How to Drain Your Home's Plumbing System

Water Running From Faucet
Terraxplorer / Getty Images
Overview
  • Working Time: 20 - 30 mins
  • Total Time: 20 - 30 mins
  • Skill Level: Beginner

Although not a common task, draining your home's plumbing pipes is occasionally necessary. Some common reasons for doing this include fixing a water hammer problem, shutting down a seasonal property for the winter, or making major plumbing repairs, such as replacing or extending the main plumbing lines. Fortunately, though draining a home's plumbing pipes might seem like a daunting task, it's actually very easy.

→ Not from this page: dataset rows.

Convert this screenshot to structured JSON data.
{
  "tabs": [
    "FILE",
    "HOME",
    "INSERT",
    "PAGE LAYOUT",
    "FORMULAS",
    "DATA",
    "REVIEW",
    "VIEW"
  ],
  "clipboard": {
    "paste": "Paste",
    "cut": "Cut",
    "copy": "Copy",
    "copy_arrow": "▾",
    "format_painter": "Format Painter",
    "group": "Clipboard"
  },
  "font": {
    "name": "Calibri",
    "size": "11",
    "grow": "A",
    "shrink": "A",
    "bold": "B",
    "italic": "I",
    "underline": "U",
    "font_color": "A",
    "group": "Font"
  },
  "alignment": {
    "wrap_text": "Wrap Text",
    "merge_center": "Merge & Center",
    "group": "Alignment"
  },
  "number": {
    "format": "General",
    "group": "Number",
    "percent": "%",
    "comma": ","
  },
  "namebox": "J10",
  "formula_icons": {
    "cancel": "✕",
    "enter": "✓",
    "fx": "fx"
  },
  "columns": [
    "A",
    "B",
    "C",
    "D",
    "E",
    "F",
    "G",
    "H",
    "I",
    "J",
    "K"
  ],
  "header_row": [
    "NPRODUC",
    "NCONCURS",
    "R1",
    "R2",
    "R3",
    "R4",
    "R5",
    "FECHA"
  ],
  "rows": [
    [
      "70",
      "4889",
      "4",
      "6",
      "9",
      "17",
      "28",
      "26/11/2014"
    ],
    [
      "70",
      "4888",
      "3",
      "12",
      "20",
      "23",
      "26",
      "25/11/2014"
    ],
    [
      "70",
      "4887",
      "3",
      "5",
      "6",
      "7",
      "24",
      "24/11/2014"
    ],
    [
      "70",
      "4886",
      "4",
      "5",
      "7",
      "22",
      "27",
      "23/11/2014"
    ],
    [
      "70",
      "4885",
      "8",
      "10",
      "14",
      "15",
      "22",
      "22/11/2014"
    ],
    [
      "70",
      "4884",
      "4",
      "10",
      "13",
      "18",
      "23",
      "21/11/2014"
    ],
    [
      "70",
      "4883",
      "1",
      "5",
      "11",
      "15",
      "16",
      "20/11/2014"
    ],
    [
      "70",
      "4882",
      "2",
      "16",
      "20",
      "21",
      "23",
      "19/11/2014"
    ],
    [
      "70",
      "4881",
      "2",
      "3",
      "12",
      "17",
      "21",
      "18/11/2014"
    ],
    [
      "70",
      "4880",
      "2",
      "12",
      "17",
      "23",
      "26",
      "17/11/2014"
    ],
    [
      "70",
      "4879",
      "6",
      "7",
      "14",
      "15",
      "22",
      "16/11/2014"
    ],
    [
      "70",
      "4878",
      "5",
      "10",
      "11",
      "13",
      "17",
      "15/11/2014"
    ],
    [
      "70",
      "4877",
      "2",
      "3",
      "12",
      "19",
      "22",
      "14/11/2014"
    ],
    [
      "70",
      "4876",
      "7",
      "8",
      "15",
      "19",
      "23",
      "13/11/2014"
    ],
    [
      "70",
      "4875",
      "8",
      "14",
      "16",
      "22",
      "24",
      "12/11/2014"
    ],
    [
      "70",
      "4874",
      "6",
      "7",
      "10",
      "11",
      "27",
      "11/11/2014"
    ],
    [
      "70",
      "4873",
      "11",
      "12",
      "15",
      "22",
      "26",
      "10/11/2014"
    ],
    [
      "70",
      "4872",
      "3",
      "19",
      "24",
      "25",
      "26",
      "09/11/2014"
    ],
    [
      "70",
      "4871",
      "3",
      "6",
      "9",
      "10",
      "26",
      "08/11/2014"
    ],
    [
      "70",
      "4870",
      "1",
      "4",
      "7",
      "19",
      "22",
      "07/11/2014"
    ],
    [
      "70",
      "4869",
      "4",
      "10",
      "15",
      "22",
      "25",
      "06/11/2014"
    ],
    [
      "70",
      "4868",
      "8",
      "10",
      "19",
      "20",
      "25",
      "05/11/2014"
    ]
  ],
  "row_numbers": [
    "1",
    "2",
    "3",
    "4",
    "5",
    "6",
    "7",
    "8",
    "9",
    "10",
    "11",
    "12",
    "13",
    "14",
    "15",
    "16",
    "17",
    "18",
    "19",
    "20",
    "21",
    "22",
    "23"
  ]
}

Let's take a closer look at the reasons you might want to do this.

Water Hammer

A water hammer (also called hydraulic shock) is a situation in which plumbing pipes bang loudly when faucets are turned on and off or when an appliance suddenly starts or stops the flow of water. The problem occurs because of air in the plumbing lines, which allows the water to oscillate back and forth and bang the pipes against one another or against the wood framing. Even if your system has air chambers to absorb this shock, too much air trapped in the system will make the problem persist. The answer is to drain the system and refill it, so the air gaps are confined to the designated air chambers.

Seasonal Shutdown

Draining the plumbing pipes is one of many items on a winter preparation checklist. These are especially important when a property in a cold climate will be left unattended for the winter. Frozen pipes that burst can fill an empty home with thousands of gallons of water and cause many thousands of dollars in damages. 

Major Plumbing Repairs

Although draining the entire system is not part of every major repair or addition to the home plumbing system, it can sometimes be necessary, such as when a basement bathroom is being installed and the plumbing pipes lying above the installation need to be drained when the new pipes are connected to the existing system. There can be a substantial amount of water in the supply pipes within the home. And at the moment the pipes are cut to connect the new supply pipes, this water can flow out unless they have first been drained. 

Draining your home's water supply pipes, and refilling them when the work is done, is a very easy process. 

What You'll Need

Equipment / Tools

  • Tubs and faucets

Materials

  • Cloth or plastic wrap (optional)

Instructions

  1. Shut Off the Water Valve

    Shut off the main water valve at the water meter.

  2. Open the Sink Faucets

    Starting at the top floor, open all the sink faucets. This will allow air into the system, which will help the flow of water as you drain the system. 

  3. Open the Faucet in the Laundry Tub

    Go to the basement or the lowest level in your home, and open the faucet in your laundry tub or lowest sink. Let all the water from the above floors drain out.

  4. Open the Tub or Shower Faucets

    Now, open all the tub or shower faucets.

  5. Flush All Toilets

    Flush all the toilets, emptying the tanks.

  6. Leave the Faucets in the Open Position

    If you are leaving the property unattended (such as when leaving a vacation home for the winter), leave the faucets in an open position. There should be no water coming out of any faucets, except a possible slight residual drip from the lowest faucet as any remaining water in the pipes dribbles out.

Tip

When a home is left unattended for a long period, standing water in toilets, sink traps, tub drain traps, and floor drains can evaporate, removing the drain seal that keeps sewer gases from rising up into the home. Some experts recommend blocking drains and toilet bowls with wadded-up cloths or plastic wrap to keep the sewer system sealed off from the house during long absences. 

How to Charge the Pipes With Water

Reversing the water flow and filling all the pipes up again is an easy matter of reversing what you did to drain the pipes.

  1. Close the Basement Faucet

    Close the basement faucet or lowest level faucet in the house.

  2. Close the Upper Faucets

    Now close all the upper faucets. Closing the faucets allows air to remain in the pipes to recharge the air chambers you may have in your home's plumbing system.

  3. Open the Main Water Valve

    Open the main water valve to let the water back into your pipes.

  4. Turn on the Faucets

    One by one, starting with the highest level faucets, turn on the faucets and let the air/water sputter out until only clear water flows from the faucet. You may see discolored water come out at first, but this is normal.

  5. Open Other Faucets

    Open the shower faucets to let water back into those pipes.

  6. Flush the Toilets

    Flush the toilets to refill the tanks. 

  7. Turn off the Faucets

    Once the water is running clear, turn off the faucets. Start at the highest floor level and work your way down through the house. You may have an occasional sputter the next time you use a faucet, but the pipes will quickly purge any remaining air.